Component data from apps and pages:
/---

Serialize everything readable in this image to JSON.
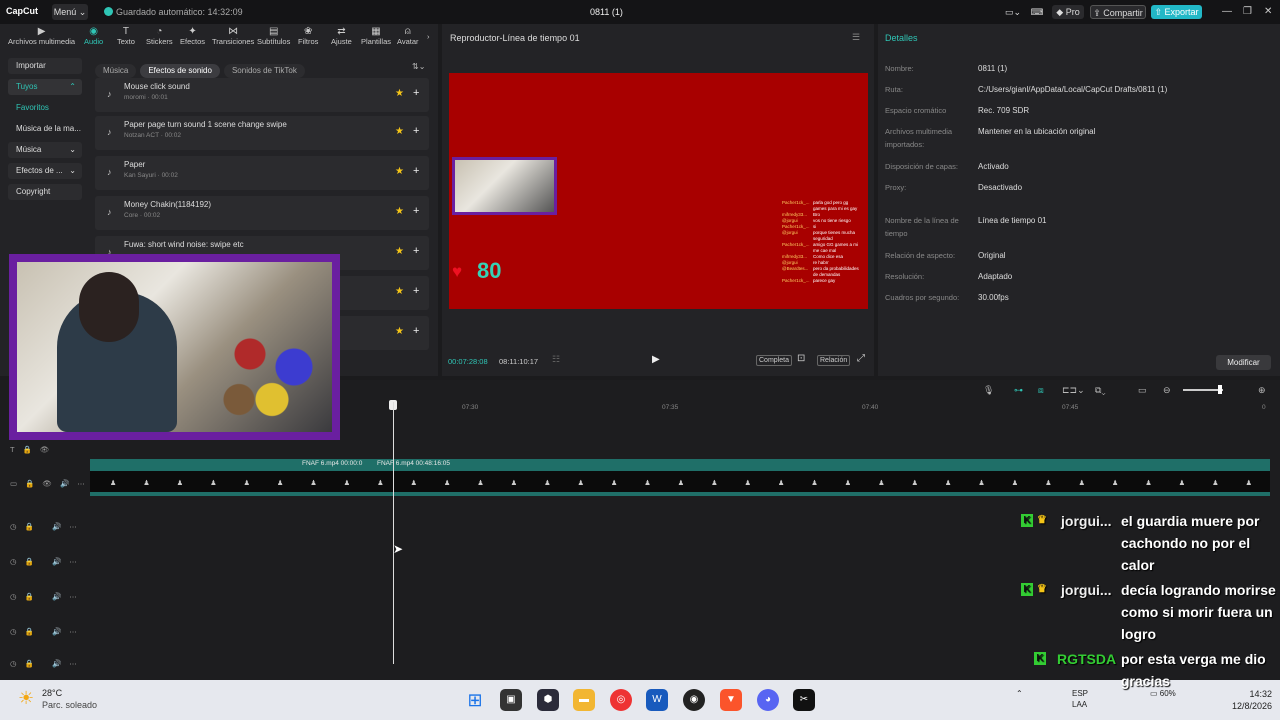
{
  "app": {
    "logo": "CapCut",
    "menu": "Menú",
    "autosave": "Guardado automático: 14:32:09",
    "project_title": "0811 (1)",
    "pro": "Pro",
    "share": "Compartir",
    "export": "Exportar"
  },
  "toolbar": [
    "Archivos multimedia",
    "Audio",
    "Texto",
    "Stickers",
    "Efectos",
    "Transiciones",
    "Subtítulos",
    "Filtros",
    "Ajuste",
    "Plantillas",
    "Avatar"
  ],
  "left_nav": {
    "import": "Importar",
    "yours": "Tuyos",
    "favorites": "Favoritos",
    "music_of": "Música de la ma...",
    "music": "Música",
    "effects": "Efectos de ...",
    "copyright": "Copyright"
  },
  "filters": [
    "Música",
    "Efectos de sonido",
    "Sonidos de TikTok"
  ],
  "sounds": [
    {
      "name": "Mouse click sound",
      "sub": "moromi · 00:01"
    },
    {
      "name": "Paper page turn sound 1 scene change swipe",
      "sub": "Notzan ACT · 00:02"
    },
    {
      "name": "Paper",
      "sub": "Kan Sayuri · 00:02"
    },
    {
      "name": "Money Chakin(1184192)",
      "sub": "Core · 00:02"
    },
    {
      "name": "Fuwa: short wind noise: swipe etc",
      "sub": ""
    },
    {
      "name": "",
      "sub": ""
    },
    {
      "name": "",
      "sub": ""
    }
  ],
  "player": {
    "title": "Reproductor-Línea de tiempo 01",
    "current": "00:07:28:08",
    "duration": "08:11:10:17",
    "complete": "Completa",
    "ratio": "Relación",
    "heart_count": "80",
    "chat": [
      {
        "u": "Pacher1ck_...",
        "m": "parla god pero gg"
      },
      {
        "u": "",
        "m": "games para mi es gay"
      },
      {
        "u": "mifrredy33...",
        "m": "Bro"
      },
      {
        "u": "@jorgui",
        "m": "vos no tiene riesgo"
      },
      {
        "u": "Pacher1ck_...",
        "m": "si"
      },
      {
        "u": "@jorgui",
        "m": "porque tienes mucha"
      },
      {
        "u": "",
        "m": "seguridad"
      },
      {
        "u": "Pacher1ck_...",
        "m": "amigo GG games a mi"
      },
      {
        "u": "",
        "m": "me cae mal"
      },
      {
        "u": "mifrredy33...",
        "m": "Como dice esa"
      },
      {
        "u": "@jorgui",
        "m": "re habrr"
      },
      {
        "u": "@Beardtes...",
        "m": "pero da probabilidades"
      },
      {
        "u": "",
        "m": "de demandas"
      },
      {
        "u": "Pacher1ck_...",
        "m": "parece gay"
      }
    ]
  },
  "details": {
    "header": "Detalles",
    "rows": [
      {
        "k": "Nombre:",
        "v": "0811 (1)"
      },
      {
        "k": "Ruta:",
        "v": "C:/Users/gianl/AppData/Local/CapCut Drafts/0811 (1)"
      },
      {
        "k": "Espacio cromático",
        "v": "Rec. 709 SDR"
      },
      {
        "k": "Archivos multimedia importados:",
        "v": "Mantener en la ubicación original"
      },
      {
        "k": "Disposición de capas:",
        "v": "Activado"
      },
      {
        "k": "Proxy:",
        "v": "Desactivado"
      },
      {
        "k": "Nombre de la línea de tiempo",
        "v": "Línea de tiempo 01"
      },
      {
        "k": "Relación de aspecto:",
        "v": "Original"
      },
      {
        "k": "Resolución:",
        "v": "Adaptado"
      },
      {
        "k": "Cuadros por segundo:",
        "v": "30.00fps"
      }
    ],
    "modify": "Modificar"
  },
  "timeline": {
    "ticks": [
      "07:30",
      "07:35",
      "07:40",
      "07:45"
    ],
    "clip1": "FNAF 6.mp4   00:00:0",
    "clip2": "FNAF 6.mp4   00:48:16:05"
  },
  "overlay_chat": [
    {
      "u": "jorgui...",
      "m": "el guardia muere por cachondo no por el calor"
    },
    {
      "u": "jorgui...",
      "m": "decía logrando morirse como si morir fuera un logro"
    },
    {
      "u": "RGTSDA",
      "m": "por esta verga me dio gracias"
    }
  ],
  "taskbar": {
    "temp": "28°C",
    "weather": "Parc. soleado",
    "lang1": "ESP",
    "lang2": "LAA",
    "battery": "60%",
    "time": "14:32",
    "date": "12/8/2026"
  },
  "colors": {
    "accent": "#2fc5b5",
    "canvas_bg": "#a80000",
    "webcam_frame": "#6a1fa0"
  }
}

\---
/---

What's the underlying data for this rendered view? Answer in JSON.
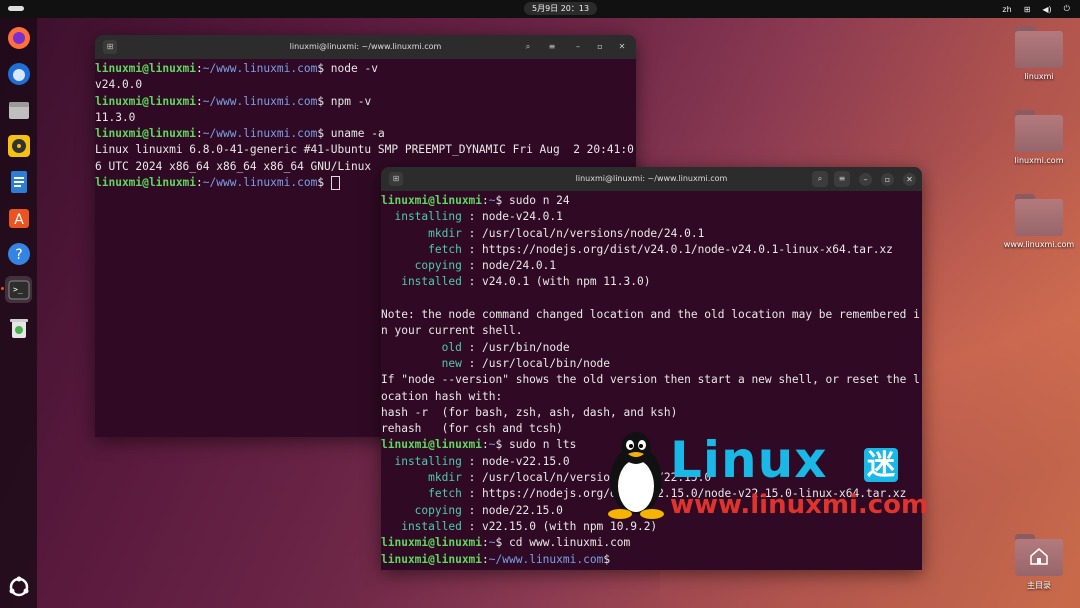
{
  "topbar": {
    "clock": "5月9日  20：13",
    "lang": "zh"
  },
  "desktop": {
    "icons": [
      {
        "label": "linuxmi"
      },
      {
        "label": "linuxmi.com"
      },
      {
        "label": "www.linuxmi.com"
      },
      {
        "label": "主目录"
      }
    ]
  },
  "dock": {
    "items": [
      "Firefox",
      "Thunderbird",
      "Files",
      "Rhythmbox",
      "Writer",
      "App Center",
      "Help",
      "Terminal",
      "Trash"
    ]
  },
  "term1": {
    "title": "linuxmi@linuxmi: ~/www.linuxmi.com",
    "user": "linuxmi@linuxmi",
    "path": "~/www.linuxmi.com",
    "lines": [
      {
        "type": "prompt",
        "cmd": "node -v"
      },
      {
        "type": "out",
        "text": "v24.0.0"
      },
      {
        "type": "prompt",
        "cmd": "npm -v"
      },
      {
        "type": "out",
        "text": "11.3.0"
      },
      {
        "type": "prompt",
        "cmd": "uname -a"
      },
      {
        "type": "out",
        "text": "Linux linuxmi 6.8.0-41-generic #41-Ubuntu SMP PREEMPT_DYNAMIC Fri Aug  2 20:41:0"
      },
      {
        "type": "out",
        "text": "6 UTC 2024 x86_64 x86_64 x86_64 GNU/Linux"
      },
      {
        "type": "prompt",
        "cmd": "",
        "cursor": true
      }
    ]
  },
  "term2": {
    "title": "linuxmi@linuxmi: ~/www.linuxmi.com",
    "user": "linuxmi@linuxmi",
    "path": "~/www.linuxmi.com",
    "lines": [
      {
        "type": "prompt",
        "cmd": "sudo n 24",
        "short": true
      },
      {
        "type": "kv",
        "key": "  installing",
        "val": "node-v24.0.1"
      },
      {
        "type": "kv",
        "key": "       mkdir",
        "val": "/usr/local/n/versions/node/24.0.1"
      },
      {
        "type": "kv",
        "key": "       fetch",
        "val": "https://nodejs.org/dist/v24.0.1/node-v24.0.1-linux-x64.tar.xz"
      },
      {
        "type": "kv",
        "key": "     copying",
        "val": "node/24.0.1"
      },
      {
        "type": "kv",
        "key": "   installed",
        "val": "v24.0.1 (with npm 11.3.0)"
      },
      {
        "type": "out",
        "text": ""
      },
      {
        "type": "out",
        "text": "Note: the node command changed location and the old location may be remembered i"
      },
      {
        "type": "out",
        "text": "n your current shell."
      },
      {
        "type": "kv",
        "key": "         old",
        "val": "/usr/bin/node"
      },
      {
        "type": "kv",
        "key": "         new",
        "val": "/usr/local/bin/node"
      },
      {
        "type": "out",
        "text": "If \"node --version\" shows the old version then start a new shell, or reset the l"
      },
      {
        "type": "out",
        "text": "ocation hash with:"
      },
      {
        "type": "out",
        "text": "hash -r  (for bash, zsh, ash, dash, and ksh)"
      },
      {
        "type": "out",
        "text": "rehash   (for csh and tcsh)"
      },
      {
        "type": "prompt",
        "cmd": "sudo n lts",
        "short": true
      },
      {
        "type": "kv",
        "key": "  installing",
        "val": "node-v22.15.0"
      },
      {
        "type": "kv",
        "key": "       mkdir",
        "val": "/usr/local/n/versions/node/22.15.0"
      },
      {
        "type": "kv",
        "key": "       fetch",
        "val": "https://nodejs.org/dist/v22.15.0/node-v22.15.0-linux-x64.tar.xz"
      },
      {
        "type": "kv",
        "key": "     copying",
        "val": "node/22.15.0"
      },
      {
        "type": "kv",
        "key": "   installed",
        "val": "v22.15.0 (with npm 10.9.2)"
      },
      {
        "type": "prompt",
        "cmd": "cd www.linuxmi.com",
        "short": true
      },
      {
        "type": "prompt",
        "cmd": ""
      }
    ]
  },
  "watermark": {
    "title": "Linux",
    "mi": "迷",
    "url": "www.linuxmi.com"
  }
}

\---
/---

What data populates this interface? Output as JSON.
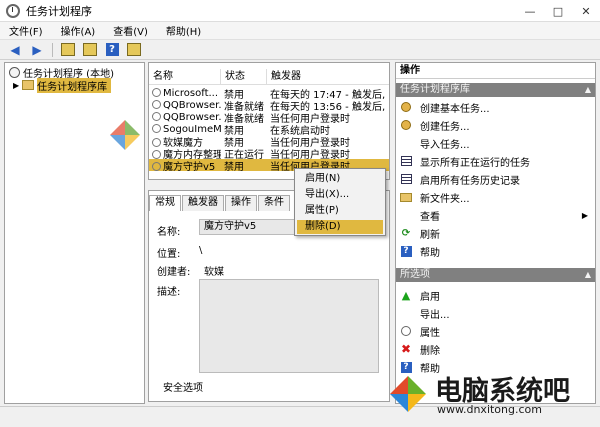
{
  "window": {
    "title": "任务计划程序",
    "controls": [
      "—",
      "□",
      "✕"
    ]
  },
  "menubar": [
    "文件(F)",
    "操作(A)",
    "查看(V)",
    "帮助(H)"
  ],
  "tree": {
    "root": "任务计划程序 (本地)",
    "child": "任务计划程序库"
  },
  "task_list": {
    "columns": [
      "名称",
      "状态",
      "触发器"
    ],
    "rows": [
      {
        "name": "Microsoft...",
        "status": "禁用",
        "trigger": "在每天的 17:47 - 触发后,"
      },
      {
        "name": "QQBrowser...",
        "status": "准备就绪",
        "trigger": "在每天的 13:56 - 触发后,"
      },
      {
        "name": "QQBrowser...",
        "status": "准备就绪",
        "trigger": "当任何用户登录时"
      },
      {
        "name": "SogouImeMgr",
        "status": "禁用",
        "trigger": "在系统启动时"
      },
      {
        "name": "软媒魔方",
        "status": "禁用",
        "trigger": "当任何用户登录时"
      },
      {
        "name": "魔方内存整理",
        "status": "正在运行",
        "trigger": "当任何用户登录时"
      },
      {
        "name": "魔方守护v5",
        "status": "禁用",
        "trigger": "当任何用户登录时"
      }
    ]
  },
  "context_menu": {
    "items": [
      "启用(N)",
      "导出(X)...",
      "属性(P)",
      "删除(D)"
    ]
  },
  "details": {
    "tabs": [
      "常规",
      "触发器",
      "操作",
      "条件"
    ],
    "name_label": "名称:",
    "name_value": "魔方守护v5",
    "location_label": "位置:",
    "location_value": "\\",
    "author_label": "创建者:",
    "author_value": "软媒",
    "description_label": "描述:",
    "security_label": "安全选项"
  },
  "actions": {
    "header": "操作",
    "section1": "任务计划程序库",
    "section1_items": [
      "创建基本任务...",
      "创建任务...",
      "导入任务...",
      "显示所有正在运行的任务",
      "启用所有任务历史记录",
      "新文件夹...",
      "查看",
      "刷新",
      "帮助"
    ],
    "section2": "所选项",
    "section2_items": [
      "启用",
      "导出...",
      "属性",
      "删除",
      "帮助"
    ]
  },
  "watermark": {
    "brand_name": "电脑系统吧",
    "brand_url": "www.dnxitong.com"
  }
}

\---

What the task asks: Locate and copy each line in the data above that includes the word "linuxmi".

Task answer:
        "label": "linuxmi"
        "label": "linuxmi.com"
        "label": "www.linuxmi.com"
    "title": "linuxmi@linuxmi: ~/www.linuxmi.com",
    "user": "linuxmi@linuxmi",
    "path": "~/www.linuxmi.com",
        "text": "Linux linuxmi 6.8.0-41-generic #41-Ubuntu SMP PREEMPT_DYNAMIC Fri Aug  2 20:41:0"
    "title": "linuxmi@linuxmi: ~/www.linuxmi.com",
    "user": "linuxmi@linuxmi",
    "path": "~/www.linuxmi.com",
        "cmd": "cd www.linuxmi.com",
    "url": "www.linuxmi.com"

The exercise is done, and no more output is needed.